Each line of the data must be copied exactly.

(Data about app and page elements)
╔══
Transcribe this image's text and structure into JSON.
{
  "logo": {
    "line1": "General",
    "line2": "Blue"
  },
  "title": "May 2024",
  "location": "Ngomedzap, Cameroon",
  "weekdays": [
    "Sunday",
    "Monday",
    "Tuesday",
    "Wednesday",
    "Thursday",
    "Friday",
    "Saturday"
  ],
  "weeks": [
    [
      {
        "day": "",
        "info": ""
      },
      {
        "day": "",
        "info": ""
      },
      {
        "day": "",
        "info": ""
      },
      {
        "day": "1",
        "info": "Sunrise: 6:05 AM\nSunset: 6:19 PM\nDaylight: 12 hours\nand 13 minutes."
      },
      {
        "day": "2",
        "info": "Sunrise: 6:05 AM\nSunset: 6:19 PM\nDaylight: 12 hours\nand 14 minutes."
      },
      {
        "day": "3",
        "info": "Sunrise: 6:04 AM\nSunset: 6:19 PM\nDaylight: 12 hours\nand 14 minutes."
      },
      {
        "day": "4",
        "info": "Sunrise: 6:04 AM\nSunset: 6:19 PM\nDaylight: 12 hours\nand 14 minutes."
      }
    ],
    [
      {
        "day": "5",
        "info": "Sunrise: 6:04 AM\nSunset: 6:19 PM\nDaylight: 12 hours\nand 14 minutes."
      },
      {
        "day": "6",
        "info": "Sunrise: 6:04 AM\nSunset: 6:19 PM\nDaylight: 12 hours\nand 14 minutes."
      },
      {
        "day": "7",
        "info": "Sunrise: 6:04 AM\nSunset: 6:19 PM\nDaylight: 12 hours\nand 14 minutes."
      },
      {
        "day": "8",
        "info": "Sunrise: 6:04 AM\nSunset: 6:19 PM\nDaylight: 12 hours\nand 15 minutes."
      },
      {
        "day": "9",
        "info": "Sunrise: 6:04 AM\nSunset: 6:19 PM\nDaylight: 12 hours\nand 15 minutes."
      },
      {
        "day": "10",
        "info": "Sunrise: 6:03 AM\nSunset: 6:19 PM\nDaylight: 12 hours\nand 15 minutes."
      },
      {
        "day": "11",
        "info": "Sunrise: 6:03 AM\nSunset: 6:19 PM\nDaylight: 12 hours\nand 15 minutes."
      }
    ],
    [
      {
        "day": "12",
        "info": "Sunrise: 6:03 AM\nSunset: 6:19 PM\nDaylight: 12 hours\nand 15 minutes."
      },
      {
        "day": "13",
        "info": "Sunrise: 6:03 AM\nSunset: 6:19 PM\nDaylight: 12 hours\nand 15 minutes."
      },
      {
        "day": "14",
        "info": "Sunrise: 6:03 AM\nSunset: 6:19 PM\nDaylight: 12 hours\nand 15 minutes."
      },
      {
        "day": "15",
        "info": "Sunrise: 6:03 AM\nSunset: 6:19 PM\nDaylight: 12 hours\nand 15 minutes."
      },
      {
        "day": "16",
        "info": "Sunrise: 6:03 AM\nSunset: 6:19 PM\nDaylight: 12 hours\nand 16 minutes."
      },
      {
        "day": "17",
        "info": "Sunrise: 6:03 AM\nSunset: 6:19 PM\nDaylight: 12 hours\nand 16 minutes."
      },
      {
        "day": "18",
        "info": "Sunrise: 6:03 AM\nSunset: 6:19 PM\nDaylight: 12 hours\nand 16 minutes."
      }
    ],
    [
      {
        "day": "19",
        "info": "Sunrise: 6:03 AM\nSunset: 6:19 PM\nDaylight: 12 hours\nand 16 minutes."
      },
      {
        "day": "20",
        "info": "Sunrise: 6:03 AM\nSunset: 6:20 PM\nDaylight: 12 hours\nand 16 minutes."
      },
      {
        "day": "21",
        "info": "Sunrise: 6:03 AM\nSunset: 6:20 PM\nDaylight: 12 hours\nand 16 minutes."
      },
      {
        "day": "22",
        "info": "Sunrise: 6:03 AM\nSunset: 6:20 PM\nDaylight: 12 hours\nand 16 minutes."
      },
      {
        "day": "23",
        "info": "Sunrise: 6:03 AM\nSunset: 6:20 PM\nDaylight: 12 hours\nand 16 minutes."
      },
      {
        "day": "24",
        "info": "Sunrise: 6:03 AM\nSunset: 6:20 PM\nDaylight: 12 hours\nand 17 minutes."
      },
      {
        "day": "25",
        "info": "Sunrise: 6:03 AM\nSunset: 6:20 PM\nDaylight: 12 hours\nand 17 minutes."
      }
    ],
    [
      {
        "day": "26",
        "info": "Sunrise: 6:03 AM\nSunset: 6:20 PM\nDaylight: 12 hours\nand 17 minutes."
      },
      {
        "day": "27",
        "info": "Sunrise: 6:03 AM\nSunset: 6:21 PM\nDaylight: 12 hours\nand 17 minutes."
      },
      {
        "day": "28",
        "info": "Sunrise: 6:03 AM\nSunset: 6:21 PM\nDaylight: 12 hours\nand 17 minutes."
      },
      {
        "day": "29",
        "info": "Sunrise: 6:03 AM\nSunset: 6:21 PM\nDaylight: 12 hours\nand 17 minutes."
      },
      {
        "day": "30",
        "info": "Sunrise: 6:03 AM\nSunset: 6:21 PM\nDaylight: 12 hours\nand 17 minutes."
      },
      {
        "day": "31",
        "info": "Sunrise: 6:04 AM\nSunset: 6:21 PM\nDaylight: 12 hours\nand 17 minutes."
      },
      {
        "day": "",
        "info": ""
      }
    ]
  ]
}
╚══
**Output:**
Transcribe this image's text and structure into JSON.
{
  "logo": {
    "line1": "General",
    "line2": "Blue"
  },
  "title": "May 2024",
  "location": "Ngomedzap, Cameroon",
  "weekdays": [
    "Sunday",
    "Monday",
    "Tuesday",
    "Wednesday",
    "Thursday",
    "Friday",
    "Saturday"
  ],
  "weeks": [
    [
      {
        "day": "",
        "info": ""
      },
      {
        "day": "",
        "info": ""
      },
      {
        "day": "",
        "info": ""
      },
      {
        "day": "1",
        "info": "Sunrise: 6:05 AM\nSunset: 6:19 PM\nDaylight: 12 hours\nand 13 minutes."
      },
      {
        "day": "2",
        "info": "Sunrise: 6:05 AM\nSunset: 6:19 PM\nDaylight: 12 hours\nand 14 minutes."
      },
      {
        "day": "3",
        "info": "Sunrise: 6:04 AM\nSunset: 6:19 PM\nDaylight: 12 hours\nand 14 minutes."
      },
      {
        "day": "4",
        "info": "Sunrise: 6:04 AM\nSunset: 6:19 PM\nDaylight: 12 hours\nand 14 minutes."
      }
    ],
    [
      {
        "day": "5",
        "info": "Sunrise: 6:04 AM\nSunset: 6:19 PM\nDaylight: 12 hours\nand 14 minutes."
      },
      {
        "day": "6",
        "info": "Sunrise: 6:04 AM\nSunset: 6:19 PM\nDaylight: 12 hours\nand 14 minutes."
      },
      {
        "day": "7",
        "info": "Sunrise: 6:04 AM\nSunset: 6:19 PM\nDaylight: 12 hours\nand 14 minutes."
      },
      {
        "day": "8",
        "info": "Sunrise: 6:04 AM\nSunset: 6:19 PM\nDaylight: 12 hours\nand 15 minutes."
      },
      {
        "day": "9",
        "info": "Sunrise: 6:04 AM\nSunset: 6:19 PM\nDaylight: 12 hours\nand 15 minutes."
      },
      {
        "day": "10",
        "info": "Sunrise: 6:03 AM\nSunset: 6:19 PM\nDaylight: 12 hours\nand 15 minutes."
      },
      {
        "day": "11",
        "info": "Sunrise: 6:03 AM\nSunset: 6:19 PM\nDaylight: 12 hours\nand 15 minutes."
      }
    ],
    [
      {
        "day": "12",
        "info": "Sunrise: 6:03 AM\nSunset: 6:19 PM\nDaylight: 12 hours\nand 15 minutes."
      },
      {
        "day": "13",
        "info": "Sunrise: 6:03 AM\nSunset: 6:19 PM\nDaylight: 12 hours\nand 15 minutes."
      },
      {
        "day": "14",
        "info": "Sunrise: 6:03 AM\nSunset: 6:19 PM\nDaylight: 12 hours\nand 15 minutes."
      },
      {
        "day": "15",
        "info": "Sunrise: 6:03 AM\nSunset: 6:19 PM\nDaylight: 12 hours\nand 15 minutes."
      },
      {
        "day": "16",
        "info": "Sunrise: 6:03 AM\nSunset: 6:19 PM\nDaylight: 12 hours\nand 16 minutes."
      },
      {
        "day": "17",
        "info": "Sunrise: 6:03 AM\nSunset: 6:19 PM\nDaylight: 12 hours\nand 16 minutes."
      },
      {
        "day": "18",
        "info": "Sunrise: 6:03 AM\nSunset: 6:19 PM\nDaylight: 12 hours\nand 16 minutes."
      }
    ],
    [
      {
        "day": "19",
        "info": "Sunrise: 6:03 AM\nSunset: 6:19 PM\nDaylight: 12 hours\nand 16 minutes."
      },
      {
        "day": "20",
        "info": "Sunrise: 6:03 AM\nSunset: 6:20 PM\nDaylight: 12 hours\nand 16 minutes."
      },
      {
        "day": "21",
        "info": "Sunrise: 6:03 AM\nSunset: 6:20 PM\nDaylight: 12 hours\nand 16 minutes."
      },
      {
        "day": "22",
        "info": "Sunrise: 6:03 AM\nSunset: 6:20 PM\nDaylight: 12 hours\nand 16 minutes."
      },
      {
        "day": "23",
        "info": "Sunrise: 6:03 AM\nSunset: 6:20 PM\nDaylight: 12 hours\nand 16 minutes."
      },
      {
        "day": "24",
        "info": "Sunrise: 6:03 AM\nSunset: 6:20 PM\nDaylight: 12 hours\nand 17 minutes."
      },
      {
        "day": "25",
        "info": "Sunrise: 6:03 AM\nSunset: 6:20 PM\nDaylight: 12 hours\nand 17 minutes."
      }
    ],
    [
      {
        "day": "26",
        "info": "Sunrise: 6:03 AM\nSunset: 6:20 PM\nDaylight: 12 hours\nand 17 minutes."
      },
      {
        "day": "27",
        "info": "Sunrise: 6:03 AM\nSunset: 6:21 PM\nDaylight: 12 hours\nand 17 minutes."
      },
      {
        "day": "28",
        "info": "Sunrise: 6:03 AM\nSunset: 6:21 PM\nDaylight: 12 hours\nand 17 minutes."
      },
      {
        "day": "29",
        "info": "Sunrise: 6:03 AM\nSunset: 6:21 PM\nDaylight: 12 hours\nand 17 minutes."
      },
      {
        "day": "30",
        "info": "Sunrise: 6:03 AM\nSunset: 6:21 PM\nDaylight: 12 hours\nand 17 minutes."
      },
      {
        "day": "31",
        "info": "Sunrise: 6:04 AM\nSunset: 6:21 PM\nDaylight: 12 hours\nand 17 minutes."
      },
      {
        "day": "",
        "info": ""
      }
    ]
  ]
}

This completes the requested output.